You already posted this in the Bug Hunt forum and I already responded: I am British, so I use common British spellings for the Help file and website. Licence. Customise. Colour. And so on. (Except where the words represent menu items; in Scrivener Gold, menu items also used the British spellings, but I changed them to their US equivalents for Scrivener for the sake of consistency, given that it turns out that underlying system menu items such as “Show Colors” do not use British Equivalents even if the language settings are set to British. VERY annoying.

If you really want that, then yes, you’ll have to do it manually, I’m afraid. I don’t think this would make for a great typing option…

Thanks and all the best,
Keith

Thanks very much for taking time to read and respond to my post. Sorry if some of these are covered in the online docks and/or forum. I spent about a week in a location with no Internet access (hard to believe I know), so only had the included help file to go by when I wrote this up.

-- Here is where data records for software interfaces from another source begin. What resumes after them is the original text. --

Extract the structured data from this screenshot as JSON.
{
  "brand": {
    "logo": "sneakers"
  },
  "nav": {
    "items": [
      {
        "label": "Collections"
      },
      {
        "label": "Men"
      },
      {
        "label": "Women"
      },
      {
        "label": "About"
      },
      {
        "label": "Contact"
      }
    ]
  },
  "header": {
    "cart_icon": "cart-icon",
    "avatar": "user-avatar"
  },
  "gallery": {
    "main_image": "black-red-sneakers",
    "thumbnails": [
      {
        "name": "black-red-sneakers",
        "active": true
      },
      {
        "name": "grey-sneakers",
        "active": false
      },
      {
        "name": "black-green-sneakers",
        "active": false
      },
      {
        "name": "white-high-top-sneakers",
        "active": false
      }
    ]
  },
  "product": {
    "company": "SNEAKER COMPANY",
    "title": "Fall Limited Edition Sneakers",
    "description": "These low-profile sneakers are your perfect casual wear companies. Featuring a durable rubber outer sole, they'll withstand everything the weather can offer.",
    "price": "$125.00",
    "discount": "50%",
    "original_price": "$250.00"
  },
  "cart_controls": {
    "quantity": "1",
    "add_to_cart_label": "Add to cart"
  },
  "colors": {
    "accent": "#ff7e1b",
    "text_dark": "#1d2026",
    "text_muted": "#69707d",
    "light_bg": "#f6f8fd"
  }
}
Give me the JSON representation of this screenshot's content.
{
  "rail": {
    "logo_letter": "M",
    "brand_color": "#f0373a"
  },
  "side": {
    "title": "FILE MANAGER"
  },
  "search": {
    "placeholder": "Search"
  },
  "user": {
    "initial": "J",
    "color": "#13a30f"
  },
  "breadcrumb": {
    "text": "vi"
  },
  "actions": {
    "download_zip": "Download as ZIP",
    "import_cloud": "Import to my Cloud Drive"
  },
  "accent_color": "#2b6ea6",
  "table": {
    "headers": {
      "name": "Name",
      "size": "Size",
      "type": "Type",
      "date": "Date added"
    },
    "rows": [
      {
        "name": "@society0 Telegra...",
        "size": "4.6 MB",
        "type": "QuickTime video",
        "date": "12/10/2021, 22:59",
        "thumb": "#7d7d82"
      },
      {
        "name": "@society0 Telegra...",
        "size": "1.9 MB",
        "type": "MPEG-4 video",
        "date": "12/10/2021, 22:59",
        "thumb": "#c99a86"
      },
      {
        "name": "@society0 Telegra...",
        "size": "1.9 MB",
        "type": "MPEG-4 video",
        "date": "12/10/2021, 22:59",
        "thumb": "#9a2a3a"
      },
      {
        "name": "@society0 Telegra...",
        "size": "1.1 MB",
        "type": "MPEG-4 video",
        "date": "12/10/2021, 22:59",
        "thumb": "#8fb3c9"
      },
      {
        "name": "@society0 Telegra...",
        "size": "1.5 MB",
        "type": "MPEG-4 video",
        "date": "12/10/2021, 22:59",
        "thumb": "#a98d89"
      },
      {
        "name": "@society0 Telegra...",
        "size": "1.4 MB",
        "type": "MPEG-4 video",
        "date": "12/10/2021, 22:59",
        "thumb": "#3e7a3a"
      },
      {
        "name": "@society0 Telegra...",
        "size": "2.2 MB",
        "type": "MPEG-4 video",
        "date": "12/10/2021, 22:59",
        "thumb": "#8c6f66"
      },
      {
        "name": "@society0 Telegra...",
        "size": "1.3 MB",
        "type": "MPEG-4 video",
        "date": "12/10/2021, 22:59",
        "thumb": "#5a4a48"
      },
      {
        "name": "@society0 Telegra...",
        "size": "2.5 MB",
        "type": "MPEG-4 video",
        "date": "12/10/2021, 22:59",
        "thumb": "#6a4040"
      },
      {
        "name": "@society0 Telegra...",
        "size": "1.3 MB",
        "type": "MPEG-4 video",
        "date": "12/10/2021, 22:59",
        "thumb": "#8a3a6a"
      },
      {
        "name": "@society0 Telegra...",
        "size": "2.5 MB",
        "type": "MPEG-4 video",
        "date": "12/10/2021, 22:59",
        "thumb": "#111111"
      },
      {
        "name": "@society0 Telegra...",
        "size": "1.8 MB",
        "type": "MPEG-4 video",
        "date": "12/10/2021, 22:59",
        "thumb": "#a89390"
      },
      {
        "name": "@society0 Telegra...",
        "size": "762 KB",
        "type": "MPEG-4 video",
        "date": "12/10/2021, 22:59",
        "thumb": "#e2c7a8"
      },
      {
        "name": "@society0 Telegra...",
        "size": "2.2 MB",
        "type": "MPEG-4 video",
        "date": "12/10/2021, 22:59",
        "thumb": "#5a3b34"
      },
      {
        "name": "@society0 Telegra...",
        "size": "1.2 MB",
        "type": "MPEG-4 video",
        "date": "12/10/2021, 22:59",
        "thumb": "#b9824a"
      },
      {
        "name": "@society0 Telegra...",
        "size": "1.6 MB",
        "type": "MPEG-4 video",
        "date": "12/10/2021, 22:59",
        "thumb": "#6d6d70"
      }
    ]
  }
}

I hate to use this as an example, but Microsoft PowerPoint in Windows will allow you to Switch Between Presentations by:

  1. Press CTRL + F6 to switch to the next open presentation.
  2. Press CTRL + Shift + F6 to switch to the previous open presentation

I guess this was less a feature request and more a general question. Am I correct that the proper script format calls for two spaces? Am I correct that a monospaced font like courier will not auto kern and would require manual double spacing?

Thanks again. I really do love the product.

In OSX, command-tilde (that is, the ~ key) switches between open windows within an application. Works fine in Scriv.